WORKING DATA.
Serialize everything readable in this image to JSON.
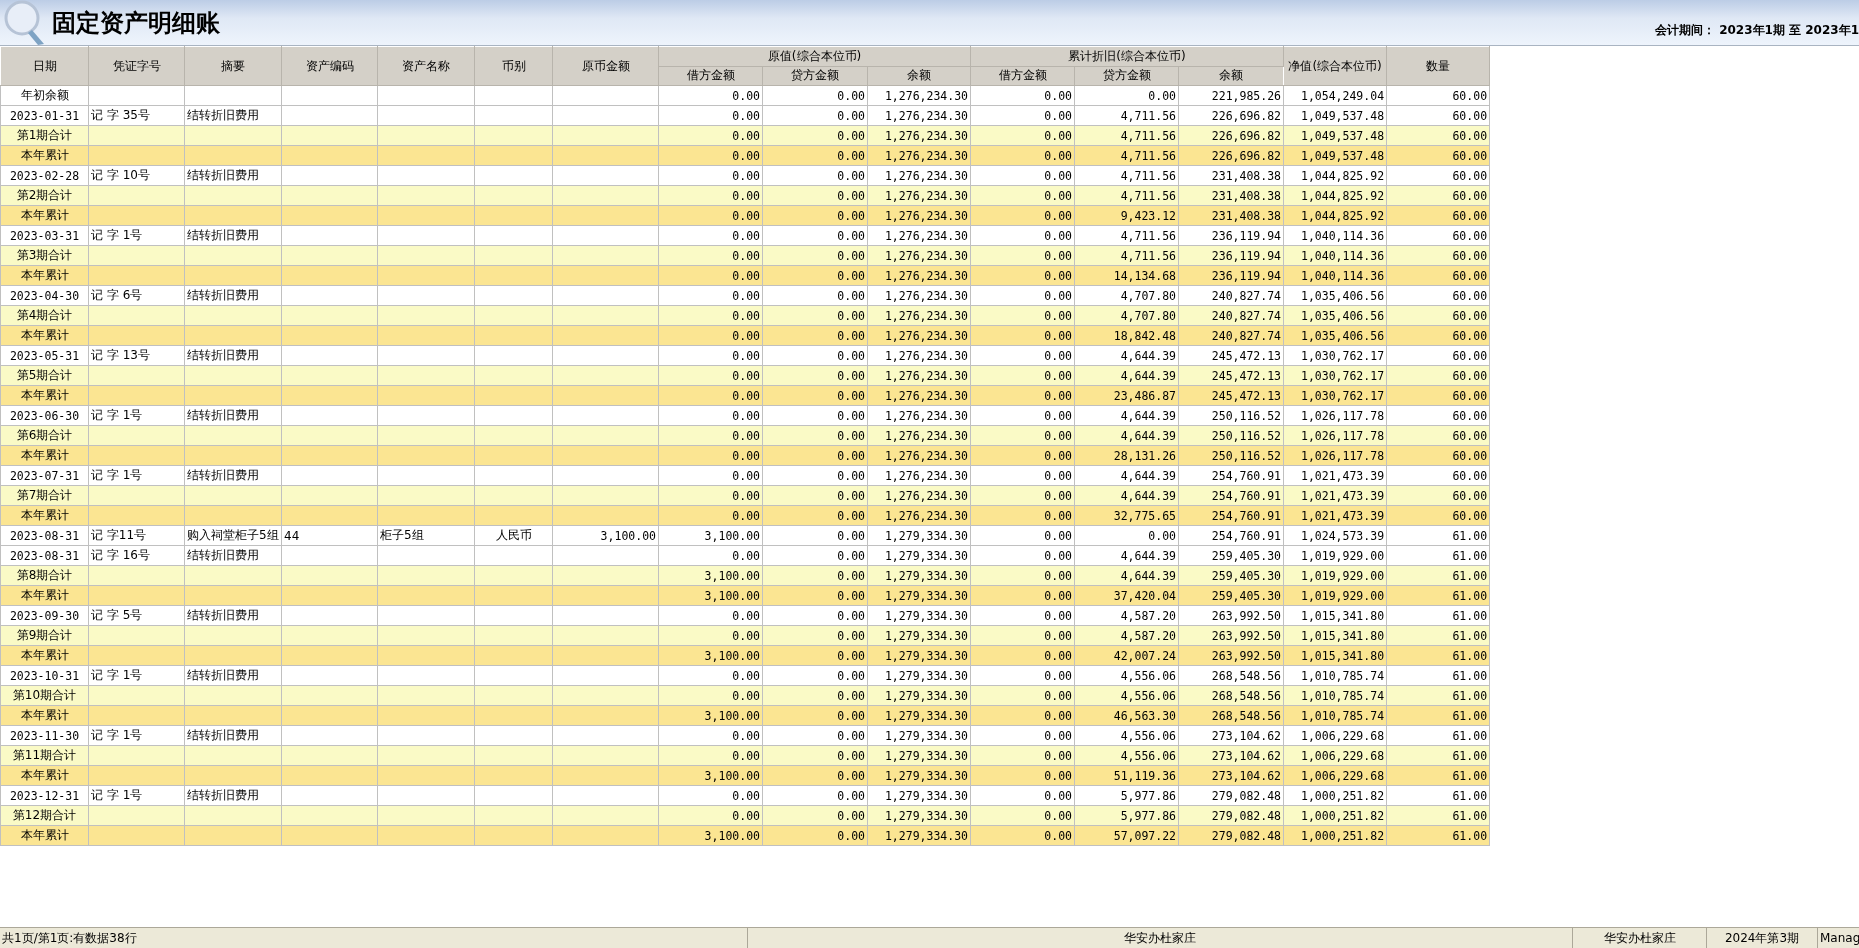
{
  "title": "固定资产明细账",
  "period": "会计期间： 2023年1期 至 2023年1",
  "columns": [
    {
      "label": "日期"
    },
    {
      "label": "凭证字号"
    },
    {
      "label": "摘要"
    },
    {
      "label": "资产编码"
    },
    {
      "label": "资产名称"
    },
    {
      "label": "币别"
    },
    {
      "label": "原币金额"
    },
    {
      "label": "原值(综合本位币)",
      "children": [
        {
          "label": "借方金额"
        },
        {
          "label": "贷方金额"
        },
        {
          "label": "余额"
        }
      ]
    },
    {
      "label": "累计折旧(综合本位币)",
      "children": [
        {
          "label": "借方金额"
        },
        {
          "label": "贷方金额"
        },
        {
          "label": "余额"
        }
      ]
    },
    {
      "label": "净值(综合本位币)"
    },
    {
      "label": "数量"
    }
  ],
  "rows": [
    {
      "kind": "opening",
      "date": "年初余额",
      "orig_debit": "0.00",
      "orig_credit": "0.00",
      "orig_balance": "1,276,234.30",
      "depr_debit": "0.00",
      "depr_credit": "0.00",
      "depr_balance": "221,985.26",
      "net_value": "1,054,249.04",
      "quantity": "60.00"
    },
    {
      "kind": "detail",
      "date": "2023-01-31",
      "voucher": "记 字 35号",
      "summary": "结转折旧费用",
      "orig_debit": "0.00",
      "orig_credit": "0.00",
      "orig_balance": "1,276,234.30",
      "depr_debit": "0.00",
      "depr_credit": "4,711.56",
      "depr_balance": "226,696.82",
      "net_value": "1,049,537.48",
      "quantity": "60.00"
    },
    {
      "kind": "period",
      "date": "第1期合计",
      "orig_debit": "0.00",
      "orig_credit": "0.00",
      "orig_balance": "1,276,234.30",
      "depr_debit": "0.00",
      "depr_credit": "4,711.56",
      "depr_balance": "226,696.82",
      "net_value": "1,049,537.48",
      "quantity": "60.00"
    },
    {
      "kind": "ytd",
      "date": "本年累计",
      "orig_debit": "0.00",
      "orig_credit": "0.00",
      "orig_balance": "1,276,234.30",
      "depr_debit": "0.00",
      "depr_credit": "4,711.56",
      "depr_balance": "226,696.82",
      "net_value": "1,049,537.48",
      "quantity": "60.00"
    },
    {
      "kind": "detail",
      "date": "2023-02-28",
      "voucher": "记 字 10号",
      "summary": "结转折旧费用",
      "orig_debit": "0.00",
      "orig_credit": "0.00",
      "orig_balance": "1,276,234.30",
      "depr_debit": "0.00",
      "depr_credit": "4,711.56",
      "depr_balance": "231,408.38",
      "net_value": "1,044,825.92",
      "quantity": "60.00"
    },
    {
      "kind": "period",
      "date": "第2期合计",
      "orig_debit": "0.00",
      "orig_credit": "0.00",
      "orig_balance": "1,276,234.30",
      "depr_debit": "0.00",
      "depr_credit": "4,711.56",
      "depr_balance": "231,408.38",
      "net_value": "1,044,825.92",
      "quantity": "60.00"
    },
    {
      "kind": "ytd",
      "date": "本年累计",
      "orig_debit": "0.00",
      "orig_credit": "0.00",
      "orig_balance": "1,276,234.30",
      "depr_debit": "0.00",
      "depr_credit": "9,423.12",
      "depr_balance": "231,408.38",
      "net_value": "1,044,825.92",
      "quantity": "60.00"
    },
    {
      "kind": "detail",
      "date": "2023-03-31",
      "voucher": "记 字 1号",
      "summary": "结转折旧费用",
      "orig_debit": "0.00",
      "orig_credit": "0.00",
      "orig_balance": "1,276,234.30",
      "depr_debit": "0.00",
      "depr_credit": "4,711.56",
      "depr_balance": "236,119.94",
      "net_value": "1,040,114.36",
      "quantity": "60.00"
    },
    {
      "kind": "period",
      "date": "第3期合计",
      "orig_debit": "0.00",
      "orig_credit": "0.00",
      "orig_balance": "1,276,234.30",
      "depr_debit": "0.00",
      "depr_credit": "4,711.56",
      "depr_balance": "236,119.94",
      "net_value": "1,040,114.36",
      "quantity": "60.00"
    },
    {
      "kind": "ytd",
      "date": "本年累计",
      "orig_debit": "0.00",
      "orig_credit": "0.00",
      "orig_balance": "1,276,234.30",
      "depr_debit": "0.00",
      "depr_credit": "14,134.68",
      "depr_balance": "236,119.94",
      "net_value": "1,040,114.36",
      "quantity": "60.00"
    },
    {
      "kind": "detail",
      "date": "2023-04-30",
      "voucher": "记 字 6号",
      "summary": "结转折旧费用",
      "orig_debit": "0.00",
      "orig_credit": "0.00",
      "orig_balance": "1,276,234.30",
      "depr_debit": "0.00",
      "depr_credit": "4,707.80",
      "depr_balance": "240,827.74",
      "net_value": "1,035,406.56",
      "quantity": "60.00"
    },
    {
      "kind": "period",
      "date": "第4期合计",
      "orig_debit": "0.00",
      "orig_credit": "0.00",
      "orig_balance": "1,276,234.30",
      "depr_debit": "0.00",
      "depr_credit": "4,707.80",
      "depr_balance": "240,827.74",
      "net_value": "1,035,406.56",
      "quantity": "60.00"
    },
    {
      "kind": "ytd",
      "date": "本年累计",
      "orig_debit": "0.00",
      "orig_credit": "0.00",
      "orig_balance": "1,276,234.30",
      "depr_debit": "0.00",
      "depr_credit": "18,842.48",
      "depr_balance": "240,827.74",
      "net_value": "1,035,406.56",
      "quantity": "60.00"
    },
    {
      "kind": "detail",
      "date": "2023-05-31",
      "voucher": "记 字 13号",
      "summary": "结转折旧费用",
      "orig_debit": "0.00",
      "orig_credit": "0.00",
      "orig_balance": "1,276,234.30",
      "depr_debit": "0.00",
      "depr_credit": "4,644.39",
      "depr_balance": "245,472.13",
      "net_value": "1,030,762.17",
      "quantity": "60.00"
    },
    {
      "kind": "period",
      "date": "第5期合计",
      "orig_debit": "0.00",
      "orig_credit": "0.00",
      "orig_balance": "1,276,234.30",
      "depr_debit": "0.00",
      "depr_credit": "4,644.39",
      "depr_balance": "245,472.13",
      "net_value": "1,030,762.17",
      "quantity": "60.00"
    },
    {
      "kind": "ytd",
      "date": "本年累计",
      "orig_debit": "0.00",
      "orig_credit": "0.00",
      "orig_balance": "1,276,234.30",
      "depr_debit": "0.00",
      "depr_credit": "23,486.87",
      "depr_balance": "245,472.13",
      "net_value": "1,030,762.17",
      "quantity": "60.00"
    },
    {
      "kind": "detail",
      "date": "2023-06-30",
      "voucher": "记 字 1号",
      "summary": "结转折旧费用",
      "orig_debit": "0.00",
      "orig_credit": "0.00",
      "orig_balance": "1,276,234.30",
      "depr_debit": "0.00",
      "depr_credit": "4,644.39",
      "depr_balance": "250,116.52",
      "net_value": "1,026,117.78",
      "quantity": "60.00"
    },
    {
      "kind": "period",
      "date": "第6期合计",
      "orig_debit": "0.00",
      "orig_credit": "0.00",
      "orig_balance": "1,276,234.30",
      "depr_debit": "0.00",
      "depr_credit": "4,644.39",
      "depr_balance": "250,116.52",
      "net_value": "1,026,117.78",
      "quantity": "60.00"
    },
    {
      "kind": "ytd",
      "date": "本年累计",
      "orig_debit": "0.00",
      "orig_credit": "0.00",
      "orig_balance": "1,276,234.30",
      "depr_debit": "0.00",
      "depr_credit": "28,131.26",
      "depr_balance": "250,116.52",
      "net_value": "1,026,117.78",
      "quantity": "60.00"
    },
    {
      "kind": "detail",
      "date": "2023-07-31",
      "voucher": "记 字 1号",
      "summary": "结转折旧费用",
      "orig_debit": "0.00",
      "orig_credit": "0.00",
      "orig_balance": "1,276,234.30",
      "depr_debit": "0.00",
      "depr_credit": "4,644.39",
      "depr_balance": "254,760.91",
      "net_value": "1,021,473.39",
      "quantity": "60.00"
    },
    {
      "kind": "period",
      "date": "第7期合计",
      "orig_debit": "0.00",
      "orig_credit": "0.00",
      "orig_balance": "1,276,234.30",
      "depr_debit": "0.00",
      "depr_credit": "4,644.39",
      "depr_balance": "254,760.91",
      "net_value": "1,021,473.39",
      "quantity": "60.00"
    },
    {
      "kind": "ytd",
      "date": "本年累计",
      "orig_debit": "0.00",
      "orig_credit": "0.00",
      "orig_balance": "1,276,234.30",
      "depr_debit": "0.00",
      "depr_credit": "32,775.65",
      "depr_balance": "254,760.91",
      "net_value": "1,021,473.39",
      "quantity": "60.00"
    },
    {
      "kind": "detail",
      "date": "2023-08-31",
      "voucher": "记 字11号",
      "summary": "购入祠堂柜子5组",
      "asset_code": "44",
      "asset_name": "柜子5组",
      "currency": "人民币",
      "original_amount": "3,100.00",
      "orig_debit": "3,100.00",
      "orig_credit": "0.00",
      "orig_balance": "1,279,334.30",
      "depr_debit": "0.00",
      "depr_credit": "0.00",
      "depr_balance": "254,760.91",
      "net_value": "1,024,573.39",
      "quantity": "61.00"
    },
    {
      "kind": "detail",
      "date": "2023-08-31",
      "voucher": "记 字 16号",
      "summary": "结转折旧费用",
      "orig_debit": "0.00",
      "orig_credit": "0.00",
      "orig_balance": "1,279,334.30",
      "depr_debit": "0.00",
      "depr_credit": "4,644.39",
      "depr_balance": "259,405.30",
      "net_value": "1,019,929.00",
      "quantity": "61.00"
    },
    {
      "kind": "period",
      "date": "第8期合计",
      "orig_debit": "3,100.00",
      "orig_credit": "0.00",
      "orig_balance": "1,279,334.30",
      "depr_debit": "0.00",
      "depr_credit": "4,644.39",
      "depr_balance": "259,405.30",
      "net_value": "1,019,929.00",
      "quantity": "61.00"
    },
    {
      "kind": "ytd",
      "date": "本年累计",
      "orig_debit": "3,100.00",
      "orig_credit": "0.00",
      "orig_balance": "1,279,334.30",
      "depr_debit": "0.00",
      "depr_credit": "37,420.04",
      "depr_balance": "259,405.30",
      "net_value": "1,019,929.00",
      "quantity": "61.00"
    },
    {
      "kind": "detail",
      "date": "2023-09-30",
      "voucher": "记 字 5号",
      "summary": "结转折旧费用",
      "orig_debit": "0.00",
      "orig_credit": "0.00",
      "orig_balance": "1,279,334.30",
      "depr_debit": "0.00",
      "depr_credit": "4,587.20",
      "depr_balance": "263,992.50",
      "net_value": "1,015,341.80",
      "quantity": "61.00"
    },
    {
      "kind": "period",
      "date": "第9期合计",
      "orig_debit": "0.00",
      "orig_credit": "0.00",
      "orig_balance": "1,279,334.30",
      "depr_debit": "0.00",
      "depr_credit": "4,587.20",
      "depr_balance": "263,992.50",
      "net_value": "1,015,341.80",
      "quantity": "61.00"
    },
    {
      "kind": "ytd",
      "date": "本年累计",
      "orig_debit": "3,100.00",
      "orig_credit": "0.00",
      "orig_balance": "1,279,334.30",
      "depr_debit": "0.00",
      "depr_credit": "42,007.24",
      "depr_balance": "263,992.50",
      "net_value": "1,015,341.80",
      "quantity": "61.00"
    },
    {
      "kind": "detail",
      "date": "2023-10-31",
      "voucher": "记 字 1号",
      "summary": "结转折旧费用",
      "orig_debit": "0.00",
      "orig_credit": "0.00",
      "orig_balance": "1,279,334.30",
      "depr_debit": "0.00",
      "depr_credit": "4,556.06",
      "depr_balance": "268,548.56",
      "net_value": "1,010,785.74",
      "quantity": "61.00"
    },
    {
      "kind": "period",
      "date": "第10期合计",
      "orig_debit": "0.00",
      "orig_credit": "0.00",
      "orig_balance": "1,279,334.30",
      "depr_debit": "0.00",
      "depr_credit": "4,556.06",
      "depr_balance": "268,548.56",
      "net_value": "1,010,785.74",
      "quantity": "61.00"
    },
    {
      "kind": "ytd",
      "date": "本年累计",
      "orig_debit": "3,100.00",
      "orig_credit": "0.00",
      "orig_balance": "1,279,334.30",
      "depr_debit": "0.00",
      "depr_credit": "46,563.30",
      "depr_balance": "268,548.56",
      "net_value": "1,010,785.74",
      "quantity": "61.00"
    },
    {
      "kind": "detail",
      "date": "2023-11-30",
      "voucher": "记 字 1号",
      "summary": "结转折旧费用",
      "orig_debit": "0.00",
      "orig_credit": "0.00",
      "orig_balance": "1,279,334.30",
      "depr_debit": "0.00",
      "depr_credit": "4,556.06",
      "depr_balance": "273,104.62",
      "net_value": "1,006,229.68",
      "quantity": "61.00"
    },
    {
      "kind": "period",
      "date": "第11期合计",
      "orig_debit": "0.00",
      "orig_credit": "0.00",
      "orig_balance": "1,279,334.30",
      "depr_debit": "0.00",
      "depr_credit": "4,556.06",
      "depr_balance": "273,104.62",
      "net_value": "1,006,229.68",
      "quantity": "61.00"
    },
    {
      "kind": "ytd",
      "date": "本年累计",
      "orig_debit": "3,100.00",
      "orig_credit": "0.00",
      "orig_balance": "1,279,334.30",
      "depr_debit": "0.00",
      "depr_credit": "51,119.36",
      "depr_balance": "273,104.62",
      "net_value": "1,006,229.68",
      "quantity": "61.00"
    },
    {
      "kind": "detail",
      "date": "2023-12-31",
      "voucher": "记 字 1号",
      "summary": "结转折旧费用",
      "orig_debit": "0.00",
      "orig_credit": "0.00",
      "orig_balance": "1,279,334.30",
      "depr_debit": "0.00",
      "depr_credit": "5,977.86",
      "depr_balance": "279,082.48",
      "net_value": "1,000,251.82",
      "quantity": "61.00"
    },
    {
      "kind": "period",
      "date": "第12期合计",
      "orig_debit": "0.00",
      "orig_credit": "0.00",
      "orig_balance": "1,279,334.30",
      "depr_debit": "0.00",
      "depr_credit": "5,977.86",
      "depr_balance": "279,082.48",
      "net_value": "1,000,251.82",
      "quantity": "61.00"
    },
    {
      "kind": "ytd",
      "date": "本年累计",
      "orig_debit": "3,100.00",
      "orig_credit": "0.00",
      "orig_balance": "1,279,334.30",
      "depr_debit": "0.00",
      "depr_credit": "57,097.22",
      "depr_balance": "279,082.48",
      "net_value": "1,000,251.82",
      "quantity": "61.00"
    }
  ],
  "status_bar": {
    "page_info": "共1页/第1页:有数据38行",
    "org_center": "华安办杜家庄",
    "org": "华安办杜家庄",
    "period": "2024年第3期",
    "user": "Manag"
  }
}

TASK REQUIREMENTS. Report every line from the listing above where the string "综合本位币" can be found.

ANSWER TO THIS PROBLEM.
      "label": "原值(综合本位币)",
      "label": "累计折旧(综合本位币)",
      "label": "净值(综合本位币)"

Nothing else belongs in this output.